The abuse of secrecy clauses

The Ombudsman has released a case note today on a request for polling data gathered by an IRD contractor. The contractor in question was Colmar Brunton, the polling data was highly controversial information on political leanings IRD had inappropriately asked the firm to collect. Someone - presumably Stuff? - had asked for the information under the OIA. IRD initially refused the request under its (old) secrecy clause. The Ombudsman's report focuses on a procedural problem - IRD had decided to refuse without ever viewing the information, in violation of the precedent set by Kelsey v Minister of Trade. Along the way, it also appears that they had ordered the contractor to delete the data when it became publicly controversial, in violation of the Public Records Act, right before the SSC announced an investigation, which looks a lot like trying to destroy evidence of wrongdoing (fortunately the data could be recovered, though it seems IRD initially tried to lie about that as well). Which all looks pretty dubious. But my real problem here, which wasn't addressed by the Ombudsman because it wasn't necessary to, was the use of the secrecy clause in the first place.
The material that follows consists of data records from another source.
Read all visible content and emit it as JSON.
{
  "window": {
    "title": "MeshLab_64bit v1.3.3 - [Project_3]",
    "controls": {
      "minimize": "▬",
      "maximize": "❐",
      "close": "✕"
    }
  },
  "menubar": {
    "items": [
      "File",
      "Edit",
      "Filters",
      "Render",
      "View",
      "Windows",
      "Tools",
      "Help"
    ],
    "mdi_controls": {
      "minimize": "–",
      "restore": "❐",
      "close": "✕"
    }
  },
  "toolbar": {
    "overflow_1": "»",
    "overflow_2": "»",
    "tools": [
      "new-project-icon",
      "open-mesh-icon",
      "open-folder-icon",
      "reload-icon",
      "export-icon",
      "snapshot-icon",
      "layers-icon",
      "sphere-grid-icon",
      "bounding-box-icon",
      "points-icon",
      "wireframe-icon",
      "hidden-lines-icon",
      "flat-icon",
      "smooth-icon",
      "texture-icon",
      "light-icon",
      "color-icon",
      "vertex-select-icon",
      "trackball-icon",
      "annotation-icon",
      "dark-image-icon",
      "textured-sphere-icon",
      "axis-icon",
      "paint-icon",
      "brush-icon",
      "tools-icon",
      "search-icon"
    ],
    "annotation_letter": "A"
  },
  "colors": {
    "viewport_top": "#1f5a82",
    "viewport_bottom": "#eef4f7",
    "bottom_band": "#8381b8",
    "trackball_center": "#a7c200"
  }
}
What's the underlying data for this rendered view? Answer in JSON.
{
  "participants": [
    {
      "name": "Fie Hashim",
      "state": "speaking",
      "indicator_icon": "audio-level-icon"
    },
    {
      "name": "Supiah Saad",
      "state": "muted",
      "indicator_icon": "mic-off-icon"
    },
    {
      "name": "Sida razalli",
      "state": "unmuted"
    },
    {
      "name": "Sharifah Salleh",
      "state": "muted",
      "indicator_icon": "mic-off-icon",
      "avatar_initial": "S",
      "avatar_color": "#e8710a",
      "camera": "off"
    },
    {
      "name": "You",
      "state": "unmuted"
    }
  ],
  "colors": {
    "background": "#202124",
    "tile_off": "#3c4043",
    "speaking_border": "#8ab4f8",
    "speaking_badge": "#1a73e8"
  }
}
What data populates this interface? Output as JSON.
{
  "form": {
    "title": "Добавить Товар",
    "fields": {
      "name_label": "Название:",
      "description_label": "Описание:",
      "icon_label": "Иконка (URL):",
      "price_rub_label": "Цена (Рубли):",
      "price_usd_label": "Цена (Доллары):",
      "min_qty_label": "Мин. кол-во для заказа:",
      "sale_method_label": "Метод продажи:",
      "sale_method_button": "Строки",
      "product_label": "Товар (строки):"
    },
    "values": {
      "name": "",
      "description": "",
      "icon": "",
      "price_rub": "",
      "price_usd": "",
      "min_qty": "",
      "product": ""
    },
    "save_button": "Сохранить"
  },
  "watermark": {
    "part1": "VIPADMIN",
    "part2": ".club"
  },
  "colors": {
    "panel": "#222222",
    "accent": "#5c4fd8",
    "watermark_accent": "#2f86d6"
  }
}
Section 81 of the Tax Administration Act (and its successor, section 18) existed for a specific purpose: to protect people's private information, and to protect the integrity of the tax system. Here, it has been used for another purpose: to cover IRD's political arse and prevent public criticism. It is a perfect example of how these clauses are abused, and why we need to repeal or significantly limit them (note that this is perfectly consistent with retaining criminal penalties for staff who abuse their positions and release such information without authorisation).

In this case, I would suggest repeal. The interests protected by the secrecy clause are already well-protected by the existing withholding grounds of the OIA (namely privacy, confidentiality / commercial sensitivity, the maintenance of the law, and potentially the rarely-used " substantial economic interests of New Zealand" clause). While many of those grounds are subject to a public interest test, the established public values around the privacy of people's tax information and the need for accurate disclosure would make that virtually insurmountable. As for the rest, if IRD thinks a particular disclosure would undermine the tax system, then they can argue that to the Ombudsman. Because it is clear from this example that they massively overestimate that risk and consistently conflate it with their own political interests and job security. And that is not something the law should enable.

Correction: The request was by Eric Crampton.